University of Edinburgh

I think the work Sikh Sanjog is doing is very valuable as it targets a minority group within a minority group, something which is all the more poignant in the current political climate. It supports women with such a diverse range of issues, from having a community through to mental health issues.

Tineke Broer – Research Fellow University of Edinburgh

Glasgow Coalition for Racial Equality and Rights

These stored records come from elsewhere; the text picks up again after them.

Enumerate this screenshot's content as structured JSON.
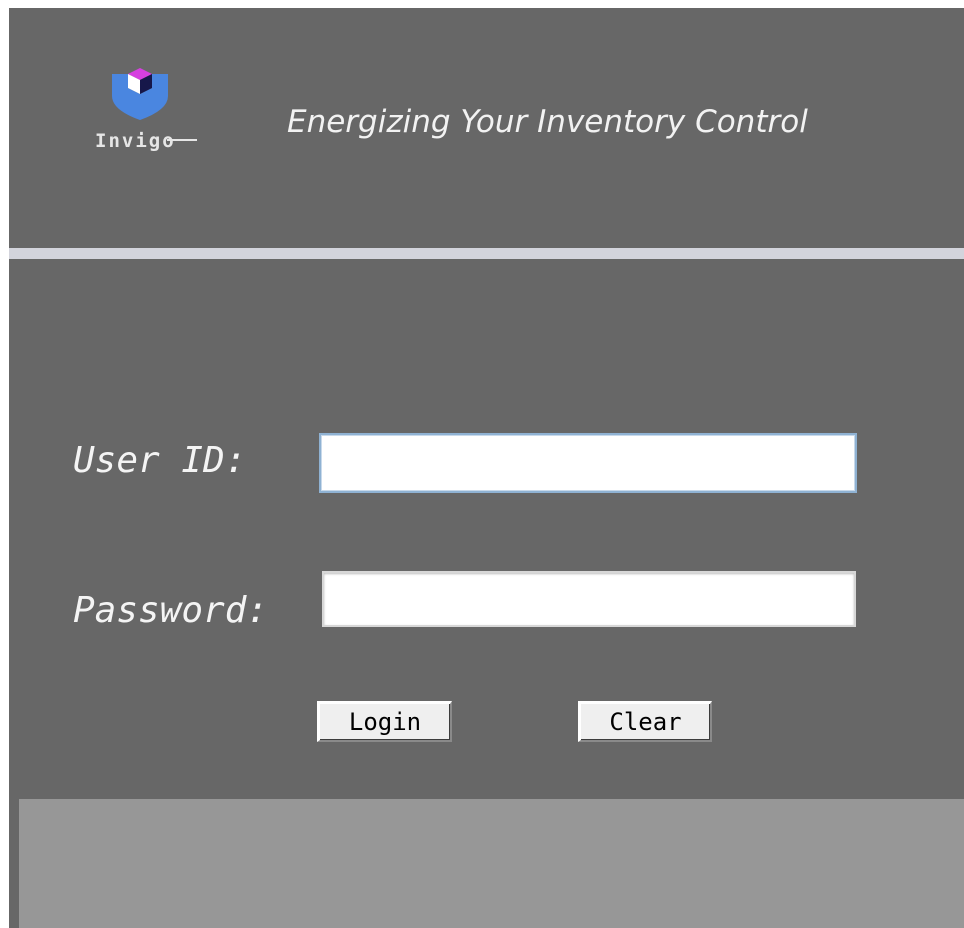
{
  "header": {
    "logo_text": "Invigo",
    "tagline": "Energizing Your Inventory Control"
  },
  "login_form": {
    "user_id_label": "User ID:",
    "user_id_value": "",
    "password_label": "Password:",
    "password_value": "",
    "login_button_label": "Login",
    "clear_button_label": "Clear"
  },
  "icons": {
    "logo": "cube-logo-icon"
  },
  "colors": {
    "background": "#676767",
    "divider": "#d3d4dc",
    "footer_panel": "#979797",
    "logo_blue": "#4a86e0",
    "logo_magenta": "#d63fe0",
    "logo_navy": "#16174a",
    "text": "#f2f2f2"
  }
}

Sikh Sanjog have been a valuable member of the Scottish Parliament’s Cross Party Group on racial equality for many years now, and have contributed to a large number of issues. They bring a perspective on issues that reflects the actual lived lives of their particular service users, and this insight is essential in developing better policies and practices on racial equality in Scotland. It is especially useful to have the views of minority ethnic women articulated in the Parliament, and Sikh Sanjog is one of a very small number of groups who is able to relay this voice directly to members of the Scottish Parliament.

Jatin Haria – Glasgow Coalition for Racial Equality and Rights

Police Scotland

Having previously had limited personal knowledge on Sikhism… Sikh Sanjog have been able to offer a clear perspective relating not only to the religious requirements of the faith but also barriers faced by women in particular. Their latest report, ‘the invisible women’ has been helpful in understanding such key issues. I also feel I have developed a trusting relationship with Sikh Sanjog whereon both formal and informal discussions can take place comfortably. The interaction with Sikh Sanjog and guidance from them has been productive and positive and will continue to be invaluable to assist me in supporting my frontline colleagues.

Constable Grant Robertson – Police Scotland

Scottish Labour Party

Sikh Sanjog provides an invaluable service to the Edinburgh based Sikh community, particularly women and young people. Their understanding of what the community needs and the lived experiences of those running the services is what sets it apart from other support services. Community based support, coming from the community itself, is hugely empowering and a model we should be looking to support and sustain.

Whether it is youth work, services to support vulnerable women, opportunities for women to develop new skills or their enterprising Punjabi cafe, Sikh Sanjog are a crucial part of the Leith, and wider Edinburgh, network and I hope they will continue to exist and grow for a long time to come.

Kezia Dugdale MSP – Ex-leader of the Scottish Labour Party